---- The data
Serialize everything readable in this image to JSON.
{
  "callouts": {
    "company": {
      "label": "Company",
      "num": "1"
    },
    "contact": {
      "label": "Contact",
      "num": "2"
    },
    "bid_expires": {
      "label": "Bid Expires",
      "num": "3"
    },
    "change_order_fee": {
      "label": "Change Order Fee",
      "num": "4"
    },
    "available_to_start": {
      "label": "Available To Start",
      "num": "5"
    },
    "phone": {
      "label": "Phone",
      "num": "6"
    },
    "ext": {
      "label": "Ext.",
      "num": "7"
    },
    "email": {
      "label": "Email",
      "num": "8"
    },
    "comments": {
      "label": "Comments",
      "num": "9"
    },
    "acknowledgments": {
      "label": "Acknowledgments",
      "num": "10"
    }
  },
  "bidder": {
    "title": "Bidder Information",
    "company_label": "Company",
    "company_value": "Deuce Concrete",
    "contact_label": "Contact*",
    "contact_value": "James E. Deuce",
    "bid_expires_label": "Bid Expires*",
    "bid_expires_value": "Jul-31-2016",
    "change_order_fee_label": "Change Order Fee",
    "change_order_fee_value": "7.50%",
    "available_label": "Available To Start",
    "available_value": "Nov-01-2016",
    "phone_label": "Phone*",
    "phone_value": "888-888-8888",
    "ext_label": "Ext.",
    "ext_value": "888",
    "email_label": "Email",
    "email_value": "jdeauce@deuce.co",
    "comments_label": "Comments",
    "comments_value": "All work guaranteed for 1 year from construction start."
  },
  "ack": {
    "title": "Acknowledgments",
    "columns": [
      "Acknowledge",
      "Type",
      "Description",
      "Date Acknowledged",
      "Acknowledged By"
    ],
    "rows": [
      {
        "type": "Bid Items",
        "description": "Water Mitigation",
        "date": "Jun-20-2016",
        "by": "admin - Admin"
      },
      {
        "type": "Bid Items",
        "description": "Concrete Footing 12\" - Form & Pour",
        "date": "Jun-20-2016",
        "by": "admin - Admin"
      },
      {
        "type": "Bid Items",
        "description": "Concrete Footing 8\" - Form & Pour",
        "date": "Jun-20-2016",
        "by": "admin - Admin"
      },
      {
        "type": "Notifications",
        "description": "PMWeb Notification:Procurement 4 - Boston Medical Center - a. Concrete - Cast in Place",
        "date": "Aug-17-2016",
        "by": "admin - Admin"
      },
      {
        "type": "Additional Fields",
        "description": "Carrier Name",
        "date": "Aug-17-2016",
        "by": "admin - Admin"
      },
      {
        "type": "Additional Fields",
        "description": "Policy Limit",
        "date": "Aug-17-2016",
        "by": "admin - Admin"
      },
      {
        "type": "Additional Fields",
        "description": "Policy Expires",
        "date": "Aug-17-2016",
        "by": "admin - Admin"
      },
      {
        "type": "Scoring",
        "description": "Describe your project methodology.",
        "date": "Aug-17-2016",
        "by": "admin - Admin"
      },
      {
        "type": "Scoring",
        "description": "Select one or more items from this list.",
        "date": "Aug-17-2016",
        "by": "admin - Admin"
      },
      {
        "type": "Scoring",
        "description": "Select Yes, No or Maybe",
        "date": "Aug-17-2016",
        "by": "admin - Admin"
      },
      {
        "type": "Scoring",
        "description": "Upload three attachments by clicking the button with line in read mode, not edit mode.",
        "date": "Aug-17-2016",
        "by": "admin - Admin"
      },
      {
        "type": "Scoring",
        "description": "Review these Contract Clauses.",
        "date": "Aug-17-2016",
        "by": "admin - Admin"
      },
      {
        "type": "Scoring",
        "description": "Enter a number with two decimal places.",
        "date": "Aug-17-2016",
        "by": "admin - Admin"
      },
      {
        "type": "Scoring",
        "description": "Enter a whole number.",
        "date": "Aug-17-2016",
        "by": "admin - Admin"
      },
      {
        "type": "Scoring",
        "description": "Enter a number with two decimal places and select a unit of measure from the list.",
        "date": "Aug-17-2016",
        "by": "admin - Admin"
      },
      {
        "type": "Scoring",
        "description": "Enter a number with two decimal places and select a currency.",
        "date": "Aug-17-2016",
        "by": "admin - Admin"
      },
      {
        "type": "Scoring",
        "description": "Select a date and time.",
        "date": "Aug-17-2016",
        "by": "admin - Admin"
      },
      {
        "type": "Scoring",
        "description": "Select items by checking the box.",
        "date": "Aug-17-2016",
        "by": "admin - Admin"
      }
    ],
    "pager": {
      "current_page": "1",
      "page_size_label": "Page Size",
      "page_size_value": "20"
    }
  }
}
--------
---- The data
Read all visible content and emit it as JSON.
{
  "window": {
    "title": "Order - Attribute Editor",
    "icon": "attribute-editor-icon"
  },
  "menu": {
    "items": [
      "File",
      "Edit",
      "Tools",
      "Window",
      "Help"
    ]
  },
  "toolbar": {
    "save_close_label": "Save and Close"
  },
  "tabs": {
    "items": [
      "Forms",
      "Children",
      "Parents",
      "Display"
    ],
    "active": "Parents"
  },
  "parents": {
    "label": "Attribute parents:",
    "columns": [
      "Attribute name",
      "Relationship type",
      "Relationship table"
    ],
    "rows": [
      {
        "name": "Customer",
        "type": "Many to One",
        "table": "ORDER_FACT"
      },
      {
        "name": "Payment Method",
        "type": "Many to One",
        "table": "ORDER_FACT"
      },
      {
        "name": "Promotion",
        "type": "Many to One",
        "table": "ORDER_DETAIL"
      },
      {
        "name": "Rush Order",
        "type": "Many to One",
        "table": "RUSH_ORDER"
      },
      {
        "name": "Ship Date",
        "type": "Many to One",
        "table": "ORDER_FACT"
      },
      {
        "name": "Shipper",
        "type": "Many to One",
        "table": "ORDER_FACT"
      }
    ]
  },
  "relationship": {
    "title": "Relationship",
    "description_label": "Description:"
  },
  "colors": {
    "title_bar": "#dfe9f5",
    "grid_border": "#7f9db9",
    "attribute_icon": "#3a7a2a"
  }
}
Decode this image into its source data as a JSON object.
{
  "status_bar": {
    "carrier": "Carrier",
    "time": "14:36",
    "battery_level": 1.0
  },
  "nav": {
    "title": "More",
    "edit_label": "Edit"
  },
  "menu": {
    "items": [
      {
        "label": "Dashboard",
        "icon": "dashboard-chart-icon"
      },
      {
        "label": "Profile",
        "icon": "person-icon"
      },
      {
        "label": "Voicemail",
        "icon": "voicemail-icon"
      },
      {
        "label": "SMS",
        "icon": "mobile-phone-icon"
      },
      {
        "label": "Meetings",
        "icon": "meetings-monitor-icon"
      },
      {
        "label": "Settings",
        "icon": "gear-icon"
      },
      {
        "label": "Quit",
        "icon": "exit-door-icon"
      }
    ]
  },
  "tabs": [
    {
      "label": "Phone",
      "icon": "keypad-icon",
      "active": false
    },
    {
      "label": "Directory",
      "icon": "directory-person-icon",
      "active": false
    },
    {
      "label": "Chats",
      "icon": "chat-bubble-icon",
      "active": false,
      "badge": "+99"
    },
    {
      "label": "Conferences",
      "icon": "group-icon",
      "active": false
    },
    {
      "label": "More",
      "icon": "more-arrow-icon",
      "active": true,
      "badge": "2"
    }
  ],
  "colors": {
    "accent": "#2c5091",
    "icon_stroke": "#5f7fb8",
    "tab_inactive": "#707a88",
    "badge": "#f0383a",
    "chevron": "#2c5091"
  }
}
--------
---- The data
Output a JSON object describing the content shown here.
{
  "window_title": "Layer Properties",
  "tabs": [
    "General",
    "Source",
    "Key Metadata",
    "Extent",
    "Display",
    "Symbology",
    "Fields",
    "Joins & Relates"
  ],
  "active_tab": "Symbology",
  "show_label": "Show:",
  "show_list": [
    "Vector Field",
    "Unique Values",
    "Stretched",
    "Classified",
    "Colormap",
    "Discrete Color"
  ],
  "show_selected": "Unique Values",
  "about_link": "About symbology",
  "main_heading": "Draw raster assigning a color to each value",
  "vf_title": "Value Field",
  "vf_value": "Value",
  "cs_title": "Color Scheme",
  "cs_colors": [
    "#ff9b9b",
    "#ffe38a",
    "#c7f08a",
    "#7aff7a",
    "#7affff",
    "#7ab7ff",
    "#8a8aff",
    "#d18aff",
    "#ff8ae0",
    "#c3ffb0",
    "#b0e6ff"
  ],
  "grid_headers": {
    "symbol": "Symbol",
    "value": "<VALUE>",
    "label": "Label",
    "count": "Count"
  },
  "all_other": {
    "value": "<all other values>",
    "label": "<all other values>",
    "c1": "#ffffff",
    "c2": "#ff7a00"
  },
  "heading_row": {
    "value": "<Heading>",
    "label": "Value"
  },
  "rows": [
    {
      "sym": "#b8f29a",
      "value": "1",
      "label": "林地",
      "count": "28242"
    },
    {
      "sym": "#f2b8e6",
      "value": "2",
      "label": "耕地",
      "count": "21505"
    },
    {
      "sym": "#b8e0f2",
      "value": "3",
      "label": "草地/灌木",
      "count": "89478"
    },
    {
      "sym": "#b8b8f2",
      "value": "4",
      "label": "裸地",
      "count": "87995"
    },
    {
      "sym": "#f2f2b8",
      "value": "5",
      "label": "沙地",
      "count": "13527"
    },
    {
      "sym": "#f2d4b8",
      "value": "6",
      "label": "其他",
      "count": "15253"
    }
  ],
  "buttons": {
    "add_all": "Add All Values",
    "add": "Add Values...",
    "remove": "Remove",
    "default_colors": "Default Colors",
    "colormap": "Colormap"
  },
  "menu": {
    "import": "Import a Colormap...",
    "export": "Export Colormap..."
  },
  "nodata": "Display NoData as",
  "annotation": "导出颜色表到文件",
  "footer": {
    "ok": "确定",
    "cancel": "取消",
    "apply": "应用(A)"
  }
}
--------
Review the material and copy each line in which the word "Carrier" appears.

:: Task answer ::
        "description": "Carrier Name",
    "carrier": "Carrier",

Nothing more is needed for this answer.